Patricia’s husband works at TPI Composites, a wind turbine manufacturer in Newton, IA that employs about 800 people in the area. Overall, wind supports up to 7,000 jobs in the state, and there are 12 factories like TPI’s in Iowa that build wind-related parts and materials.
“TPI helped my family recover from layoffs during the recession. We were able to recover financially, and buy a home in Newton. We owe a lot to TPI for that,” said Patricia.
With a longstanding interest in politics and campaigns, one of the first things Patricia did when show moved to Iowa was join the Republican Committee. But she noticed, “During the last election it seemed like more of the Democrat candidates were for wind energy than Republicans and that bothered me, because I’m a strong Republican.”
When Patricia attended a town hall where Trump was speaking, she knew it was a good opportunity to ask him if he supported policies that are good for the U.S. wind industry. “I was hoping he’d have a more positive outlook on wind energy,” she said.

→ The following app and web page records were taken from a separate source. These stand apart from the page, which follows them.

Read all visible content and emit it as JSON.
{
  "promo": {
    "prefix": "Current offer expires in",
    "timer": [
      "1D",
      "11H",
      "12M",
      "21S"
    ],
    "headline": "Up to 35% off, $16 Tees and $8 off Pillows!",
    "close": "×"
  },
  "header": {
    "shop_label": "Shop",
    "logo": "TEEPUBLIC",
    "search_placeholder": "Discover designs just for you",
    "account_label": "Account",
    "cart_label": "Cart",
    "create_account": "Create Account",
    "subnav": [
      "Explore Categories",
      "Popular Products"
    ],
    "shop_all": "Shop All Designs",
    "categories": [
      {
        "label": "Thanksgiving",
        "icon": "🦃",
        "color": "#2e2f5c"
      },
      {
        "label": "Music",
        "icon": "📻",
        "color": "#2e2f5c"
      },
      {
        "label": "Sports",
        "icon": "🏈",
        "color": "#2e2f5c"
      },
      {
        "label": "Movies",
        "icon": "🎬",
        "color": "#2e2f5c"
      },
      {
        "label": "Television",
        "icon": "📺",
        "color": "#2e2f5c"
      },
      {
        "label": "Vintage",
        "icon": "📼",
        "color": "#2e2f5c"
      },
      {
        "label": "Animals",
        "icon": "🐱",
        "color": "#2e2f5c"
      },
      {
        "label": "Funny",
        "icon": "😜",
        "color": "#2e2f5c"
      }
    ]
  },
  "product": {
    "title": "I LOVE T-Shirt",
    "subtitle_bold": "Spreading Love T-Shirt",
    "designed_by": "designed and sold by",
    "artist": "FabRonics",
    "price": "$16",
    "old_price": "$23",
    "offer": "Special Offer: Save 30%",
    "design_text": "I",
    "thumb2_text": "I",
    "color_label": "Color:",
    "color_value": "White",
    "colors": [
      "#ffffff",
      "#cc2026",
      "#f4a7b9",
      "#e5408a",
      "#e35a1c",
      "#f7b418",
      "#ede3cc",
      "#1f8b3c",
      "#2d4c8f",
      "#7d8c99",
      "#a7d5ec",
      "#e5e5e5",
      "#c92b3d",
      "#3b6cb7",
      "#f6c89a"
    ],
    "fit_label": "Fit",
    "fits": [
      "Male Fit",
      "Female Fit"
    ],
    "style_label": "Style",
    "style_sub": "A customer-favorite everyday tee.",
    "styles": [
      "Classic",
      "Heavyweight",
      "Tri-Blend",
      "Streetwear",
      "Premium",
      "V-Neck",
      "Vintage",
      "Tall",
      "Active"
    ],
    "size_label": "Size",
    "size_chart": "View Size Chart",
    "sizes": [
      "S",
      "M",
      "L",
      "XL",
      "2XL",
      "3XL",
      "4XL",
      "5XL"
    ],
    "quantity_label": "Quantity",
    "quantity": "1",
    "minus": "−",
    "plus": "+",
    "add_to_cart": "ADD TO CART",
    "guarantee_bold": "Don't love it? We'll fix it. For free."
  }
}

Today, a few hundred thousand Iowa residents will meet in caucus to kick-off the presidential nomination process. As the spotlight moves away from Iowa to other early primary states, let’s follow Patricia’s lead and ask the candidates whether they support this homegrown energy source, and the jobs and resources it brings to our communities. Their stances could determine whether more families like Patricia’s get a second chance at following the American dream, or have opportunities closed off due to lack of support.

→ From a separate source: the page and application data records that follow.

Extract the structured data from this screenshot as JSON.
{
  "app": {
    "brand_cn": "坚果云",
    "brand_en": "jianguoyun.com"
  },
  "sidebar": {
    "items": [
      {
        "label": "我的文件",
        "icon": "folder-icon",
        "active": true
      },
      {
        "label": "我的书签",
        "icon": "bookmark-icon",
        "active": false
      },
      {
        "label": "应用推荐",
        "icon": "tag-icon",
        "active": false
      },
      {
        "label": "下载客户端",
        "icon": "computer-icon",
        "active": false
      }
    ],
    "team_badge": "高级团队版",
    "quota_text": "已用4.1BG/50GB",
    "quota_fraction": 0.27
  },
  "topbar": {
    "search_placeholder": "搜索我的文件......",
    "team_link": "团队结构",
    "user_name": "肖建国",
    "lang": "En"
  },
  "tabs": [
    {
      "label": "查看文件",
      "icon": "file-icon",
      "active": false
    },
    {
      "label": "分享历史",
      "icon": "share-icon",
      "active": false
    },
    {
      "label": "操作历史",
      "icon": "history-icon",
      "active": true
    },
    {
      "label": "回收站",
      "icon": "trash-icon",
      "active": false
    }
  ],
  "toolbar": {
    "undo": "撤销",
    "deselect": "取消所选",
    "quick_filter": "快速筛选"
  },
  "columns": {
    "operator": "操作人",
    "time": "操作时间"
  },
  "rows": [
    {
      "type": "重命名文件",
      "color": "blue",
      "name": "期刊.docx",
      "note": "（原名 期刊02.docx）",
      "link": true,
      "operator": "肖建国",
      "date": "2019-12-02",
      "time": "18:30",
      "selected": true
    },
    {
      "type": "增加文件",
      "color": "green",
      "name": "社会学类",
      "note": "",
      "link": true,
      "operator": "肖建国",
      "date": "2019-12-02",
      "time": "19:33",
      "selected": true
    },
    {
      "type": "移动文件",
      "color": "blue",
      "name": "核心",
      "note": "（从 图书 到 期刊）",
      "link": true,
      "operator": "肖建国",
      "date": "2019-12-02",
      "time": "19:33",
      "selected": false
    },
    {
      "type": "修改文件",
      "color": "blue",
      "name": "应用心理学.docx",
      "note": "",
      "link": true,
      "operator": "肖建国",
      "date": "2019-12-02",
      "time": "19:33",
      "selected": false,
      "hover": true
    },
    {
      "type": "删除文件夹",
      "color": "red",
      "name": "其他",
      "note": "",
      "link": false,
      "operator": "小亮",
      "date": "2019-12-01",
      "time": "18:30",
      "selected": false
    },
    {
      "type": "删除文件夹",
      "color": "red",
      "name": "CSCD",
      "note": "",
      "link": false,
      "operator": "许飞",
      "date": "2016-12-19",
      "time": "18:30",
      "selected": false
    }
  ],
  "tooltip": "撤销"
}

“I’d hope that other people would be very interested in how these candidates address wind energy – that they’re in favor of it – that they keep it growing,” Patricia said. “It’s a very important factor in our community… there’s many jobs that are depending on the future of the wind industry.”